At least the Ravens' TV season ended appropriately Sunday as an uninspired team performance on the field was met with an equally lackluster effort in the booth by CBS.
After months of complaining about getting second-, third- and fourth-string broadcast teams, Ravens fans finally had the CBS A-team of Jim Nantz and Phil Simms for two weeks, and what did we get but two subpar performances. I guess that's what they call irony. Or misery.
Simms delivered some of the most inconsistent analysis I have seen all year. And what he wasn't inconsistent about he missed all together during the Ravens' dispirited 34-17 loss to the Bengals. Like the Ravens' lack of a pass rush all day – heck, most of the season – and the dismal performance of Terrell Suggs.
How could Simms not call Suggs out? If he wasn't standing around looking absolutely exhausted and/or being easily blocked, he was getting fooled off the edge. I counted four times that Bengals quarterback Andy Dalton made a fool of Suggs – getting the lethargic-looking linebacker to bite inside and then gaining yards around his edge by pass or run.
The last embarrassment came at the start of the fourth quarter when Suggs actually fired off the ball for once and burst into the Bengals' backfield only to tackle the back to whom Dalton had faked a handoff as the quarterback then went untouched into the end zone.
And didn't Simms just love the Dalton-led Bengals offense to death in that first half?
"They've got it all," he said with 3:12 left in the half, praising Cincinnati's offensive packages and personnel even as the interceptions of Dalton mounted.
CBS put a graphic up on the screen 10 seconds later following a play that went nowhere, and Simms said, "Well, Jim, let's look at this Cincinnati offense. They do so much. They've got jailbreak screens. Bootleg passes. Reverses. Multiple formations. Shifts and motions. What do you do on the defensive side? Wide receiver screens …"

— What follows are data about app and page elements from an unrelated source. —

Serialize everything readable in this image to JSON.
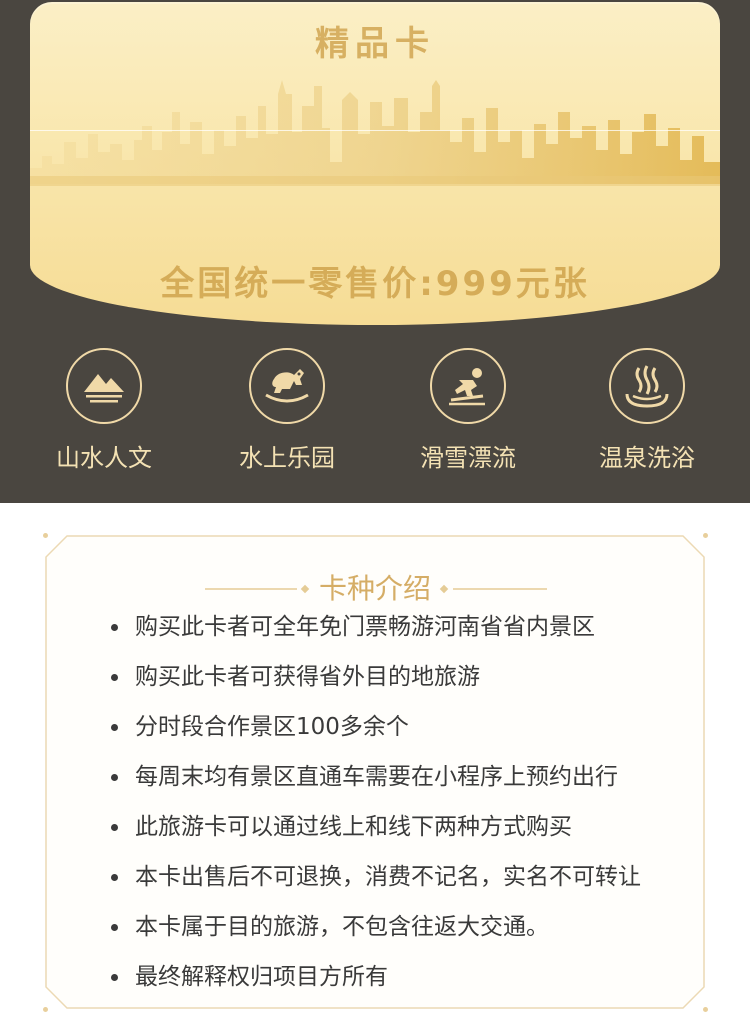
{
  "card": {
    "title": "精品卡",
    "price_text": "全国统一零售价:999元张"
  },
  "categories": [
    {
      "label": "山水人文",
      "icon": "mountain-icon"
    },
    {
      "label": "水上乐园",
      "icon": "rocking-horse-icon"
    },
    {
      "label": "滑雪漂流",
      "icon": "skier-icon"
    },
    {
      "label": "温泉洗浴",
      "icon": "hot-spring-icon"
    }
  ],
  "intro": {
    "title": "卡种介绍",
    "items": [
      "购买此卡者可全年免门票畅游河南省省内景区",
      "购买此卡者可获得省外目的地旅游",
      "分时段合作景区100多余个",
      "每周末均有景区直通车需要在小程序上预约出行",
      "此旅游卡可以通过线上和线下两种方式购买",
      "本卡出售后不可退换，消费不记名，实名不可转让",
      "本卡属于目的旅游，不包含往返大交通。",
      "最终解释权归项目方所有"
    ]
  },
  "colors": {
    "header_bg": "#4a4640",
    "gold_light": "#fbefc6",
    "gold_text": "#d5ac58",
    "category_text": "#f4e2b4",
    "body_text": "#3a3a3a"
  }
}
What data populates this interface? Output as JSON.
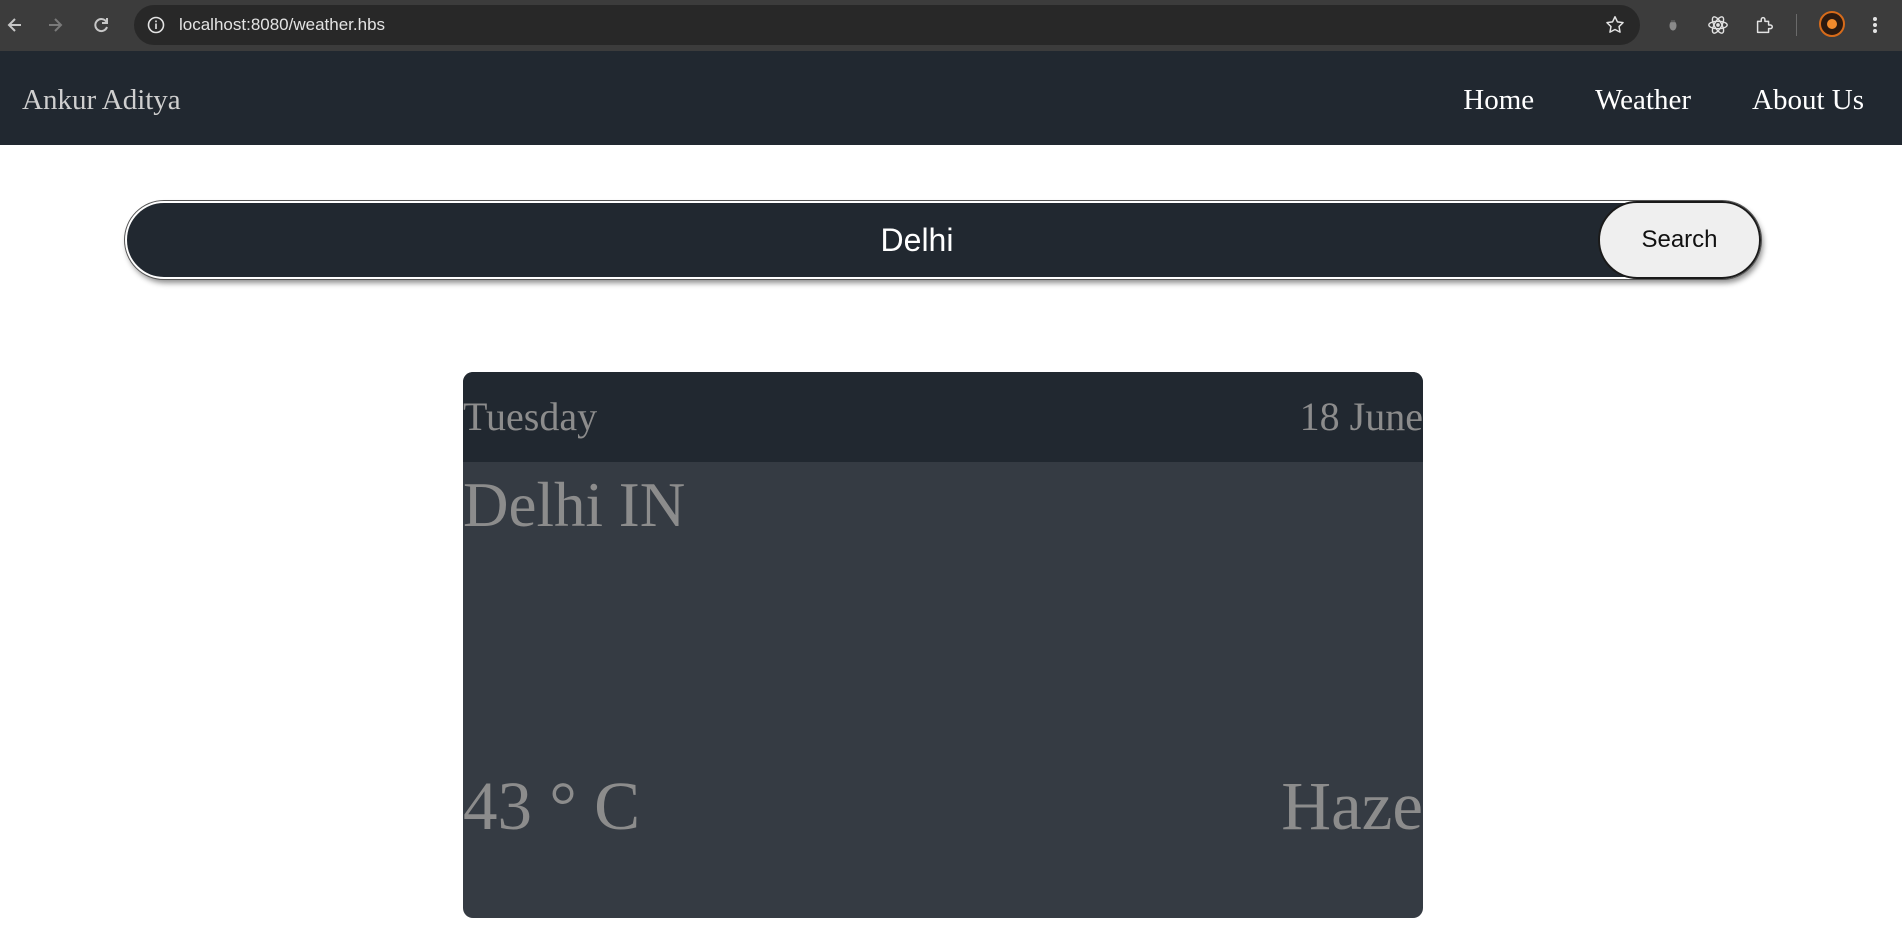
{
  "browser": {
    "url": "localhost:8080/weather.hbs",
    "icons": [
      "back-icon",
      "forward-icon",
      "reload-icon",
      "site-info-icon",
      "bookmark-star-icon",
      "extension-icon",
      "react-devtools-icon",
      "puzzle-icon",
      "profile-avatar",
      "menu-icon"
    ]
  },
  "navbar": {
    "brand": "Ankur Aditya",
    "links": [
      "Home",
      "Weather",
      "About Us"
    ]
  },
  "search": {
    "value": "Delhi",
    "button_label": "Search"
  },
  "weather": {
    "day": "Tuesday",
    "date": "18 June",
    "location": "Delhi IN",
    "temperature": "43 ° C",
    "condition": "Haze"
  },
  "colors": {
    "navbar_bg": "#212830",
    "card_bg": "#353b43",
    "card_text": "#8c8c8c"
  }
}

And so it went until Simms had read through a graphic of 10 things the Bengals do on offense, which, by the way, virtually every other team in the NFL does.
But Simms read the 10 points on the screen with great intensity. When Nantz commented on the enthusiasm and speed of Simms' delivery, the analyst explained that he was reading it that way to mimic ESPN analyst Jon Gruden, because the offensive coordinator for the Bengals is Jay Gruden, Jon's brother.
"That was for Jay Gruden -- that was Jon explaining the offense," Simms said. "I wanted to do that."
That's what I hate about NFL coverage on CBS more than anything else – the tone and sensibility of jocks in the booth playing to and for other jocks and members of NFL locker room fraternity instead of the viewers and fans.
If the stupid graphic of offensive weapons and Simms' silly reading of it were half as clever as the two guys in the booth thought, they would not have had to explain it as a play was being run on the field – which, by the way, they didn't bother to explain or analyze.
As for Nantz, well, the last thing to which Nantz brought any passion as far as I can tell happened at the Masters – not an AFC stadium. And much of the energy there is spent kissing up to the authorities at Augusta National Golf Course and avoiding the club's sorry history of discrimination.
Speaking of contracts and kissing up, as poorly as the Ravens and CBS Sports performed Sunday, I was bothered by a series of tweets from WBAL radio talk host Brett Hollander at the end of the game.
After tweeting that it was going to be an "empty January in Baltimore" without the Ravens in the playoffs, Hollander followed up with, "Quite a run though. 5 straight years of playoffs needs to be noted as nothing shy of excellent. Just a magical run."
And if that wasn't generous enough for a team that just blew two straight chances to be in the playoffs, Hollander tweeted this: "And they were in it until the 4th QT of game 16 in year 6 under (Harbs/Flacco). But all things must come to an end."
While it is nice to be a sports talk host at the station that has rights to the Ravens game, this might strike some as sounding a bit like an apologist.
In fairness to Hollander, whose show I regularly enjoy, I messaged him after the game to get his reaction.
"... I pride myself in putting things into some sense of perspective," he wrote back. "Whether that means historical, big picture or where sports should stand in the grand scheme of things."
Fair enough, and there is certainly a need for perspective after a season-ending loss like Sunday's.
But I hope the local media will be tougher than Hollander this week and in the off-season. I hope they will quit letting John Harbaugh and Ravens management get away with making big mistakes and not getting called out for them – whether it's trading away the receiver who carried your offense on his back week after week during the playoffs last year, or somehow failing to draft, trade for or properly develop an offensive line.
As for me, as much as I wanted another playoff run and as depressed as I am about not getting it, I take great solace in knowing I will not have to watch another CBS Sports AFC telecast this year.